Britain is growing faster than many other big rich economies although it has still not passed its pre-crisis peak. There are some concerns, however, that it is a housing-led recovery – and a potential bubble – spurred by Government stimulus.

The Royal Institution of Chartered Surveyors (RICS) said yesterday that 59 per cent of UK surveyors in November forecast prices would rise over the next three months, the highest reading since September 1999.

In Yorkshire, expectations for house price rises hit an 11-year high, as demand continues to far outstrip supply, with further rises predicted.

Speaking in New York ahead of the survey, Mr Carney signalled that monetary policy was not about to be tightened even though there were potential dangers in the housing market.

“We’re concerned about potential developments in the housing market,” Mr Carney said. He said activity in the housing sector was lower than before the financial crisis, and bank underwriting standards had been “substantially transformed”.

“But there is a history of things shifting in the UK and the housing market of moving from stall speed to warp speed and underwriting standards slipping. So we want to avoid that.”

Separate data showed Britain was making some progress in slowly reducing its reliance on consumers.

Manufacturing output rose for a second month in October but the country’s trade deficit was bigger than forecasts.

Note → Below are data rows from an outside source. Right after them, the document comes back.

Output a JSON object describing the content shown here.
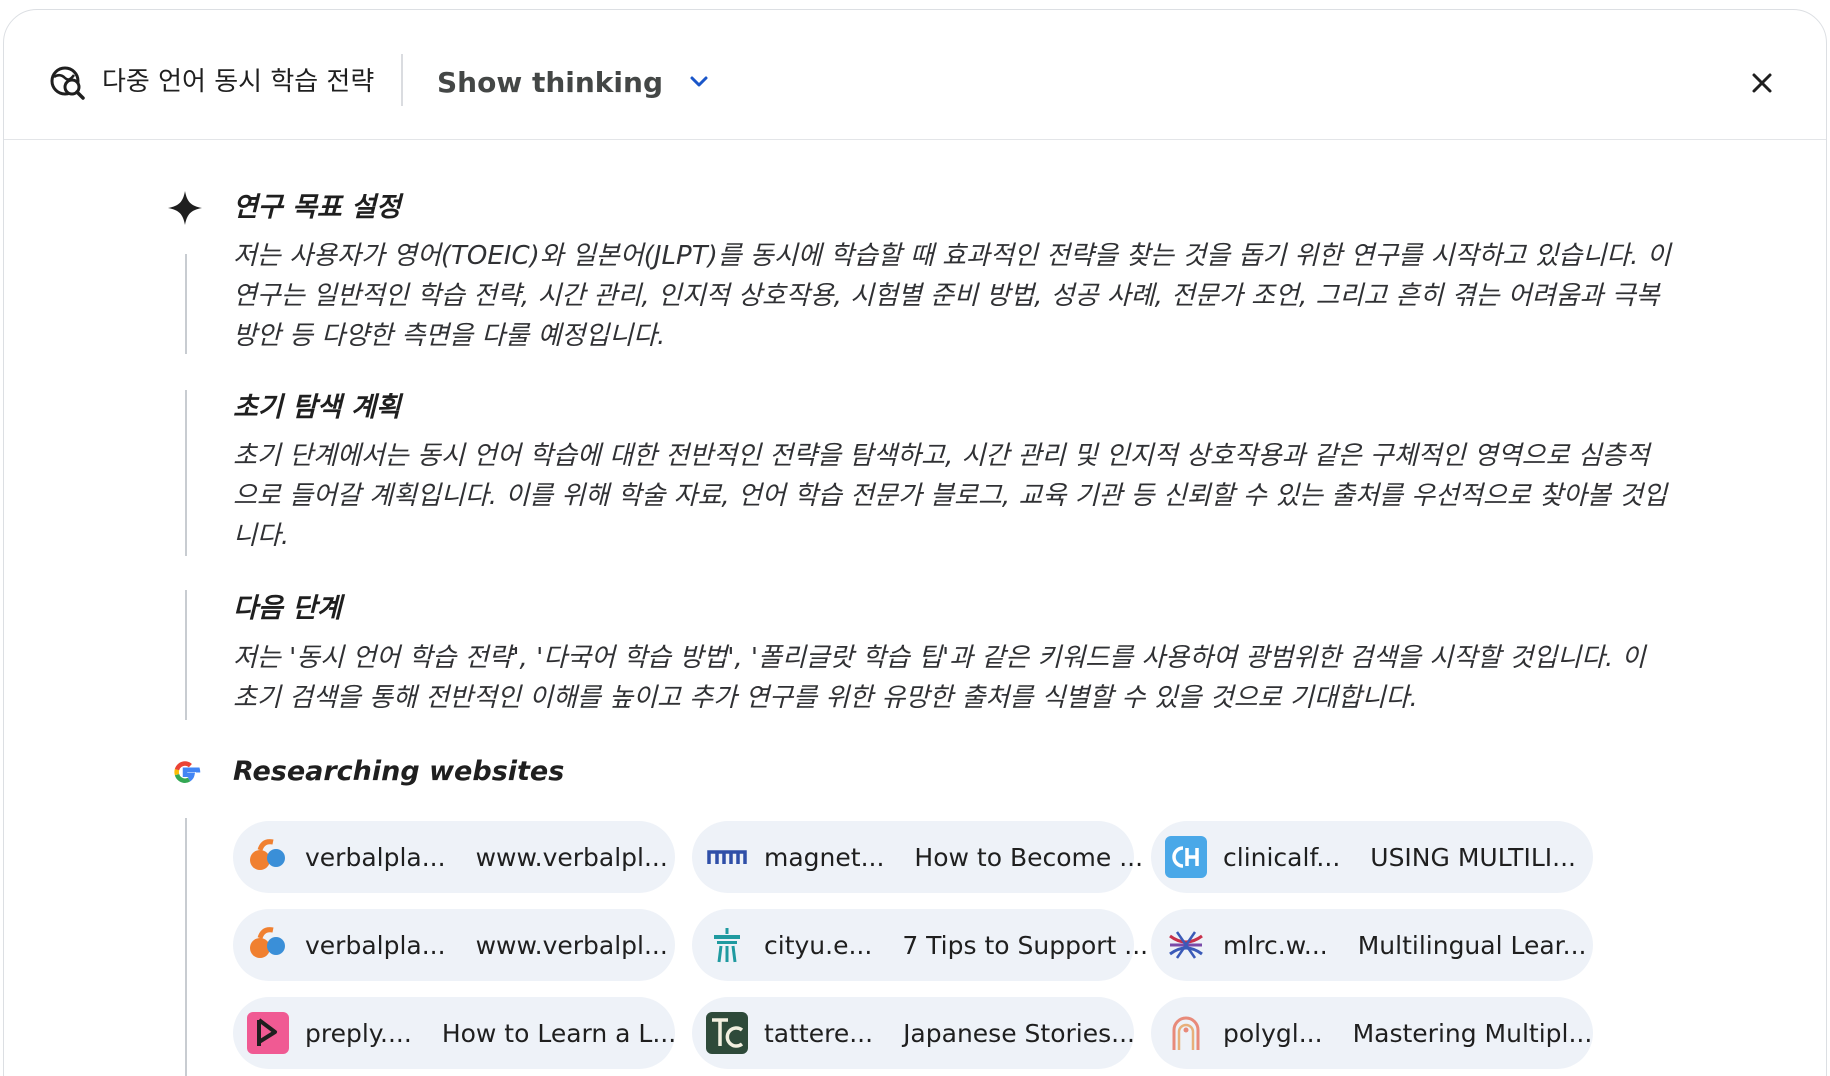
{
  "header": {
    "title": "다중 언어 동시 학습 전략",
    "show_thinking_label": "Show thinking"
  },
  "sections": [
    {
      "title": "연구 목표 설정",
      "body": "저는 사용자가 영어(TOEIC)와 일본어(JLPT)를 동시에 학습할 때 효과적인 전략을 찾는 것을 돕기 위한 연구를 시작하고 있습니다. 이 연구는 일반적인 학습 전략, 시간 관리, 인지적 상호작용, 시험별 준비 방법, 성공 사례, 전문가 조언, 그리고 흔히 겪는 어려움과 극복 방안 등 다양한 측면을 다룰 예정입니다."
    },
    {
      "title": "초기 탐색 계획",
      "body": "초기 단계에서는 동시 언어 학습에 대한 전반적인 전략을 탐색하고, 시간 관리 및 인지적 상호작용과 같은 구체적인 영역으로 심층적으로 들어갈 계획입니다. 이를 위해 학술 자료, 언어 학습 전문가 블로그, 교육 기관 등 신뢰할 수 있는 출처를 우선적으로 찾아볼 것입니다."
    },
    {
      "title": "다음 단계",
      "body": "저는 '동시 언어 학습 전략', '다국어 학습 방법', '폴리글랏 학습 팁'과 같은 키워드를 사용하여 광범위한 검색을 시작할 것입니다. 이 초기 검색을 통해 전반적인 이해를 높이고 추가 연구를 위한 유망한 출처를 식별할 수 있을 것으로 기대합니다."
    }
  ],
  "research": {
    "title": "Researching websites",
    "sources": [
      {
        "site": "verbalpla...",
        "title": "www.verbalpl...",
        "icon": "verbalplanet-icon"
      },
      {
        "site": "magnet...",
        "title": "How to Become ...",
        "icon": "magnet-icon"
      },
      {
        "site": "clinicalf...",
        "title": "USING MULTILI...",
        "icon": "clinicalforum-icon"
      },
      {
        "site": "verbalpla...",
        "title": "www.verbalpl...",
        "icon": "verbalplanet-icon"
      },
      {
        "site": "cityu.e...",
        "title": "7 Tips to Support ...",
        "icon": "cityu-icon"
      },
      {
        "site": "mlrc.w...",
        "title": "Multilingual Lear...",
        "icon": "mlrc-icon"
      },
      {
        "site": "preply....",
        "title": "How to Learn a L...",
        "icon": "preply-icon"
      },
      {
        "site": "tattere...",
        "title": "Japanese Stories...",
        "icon": "tattered-icon"
      },
      {
        "site": "polygl...",
        "title": "Mastering Multipl...",
        "icon": "polyglot-icon"
      }
    ]
  },
  "colors": {
    "chip_bg": "#eef2f8",
    "timeline": "#c8ccd1",
    "preply": "#f05a93",
    "verbalplanet_orange": "#f08030",
    "verbalplanet_blue": "#3a8fd8",
    "magnet_blue": "#2f4fa8",
    "cityu_teal": "#1f9aa0",
    "tattered_green": "#2e4a3a",
    "mlrc": "#c8304a",
    "clinical": "#4aa8e8",
    "polyglot": "#e88a7a"
  }
}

In an upbeat message before the Christmas season, Mr Carney said Britain’s recovery was showing signs it can reach self-sustaining momentum but no tightening was on the horizon.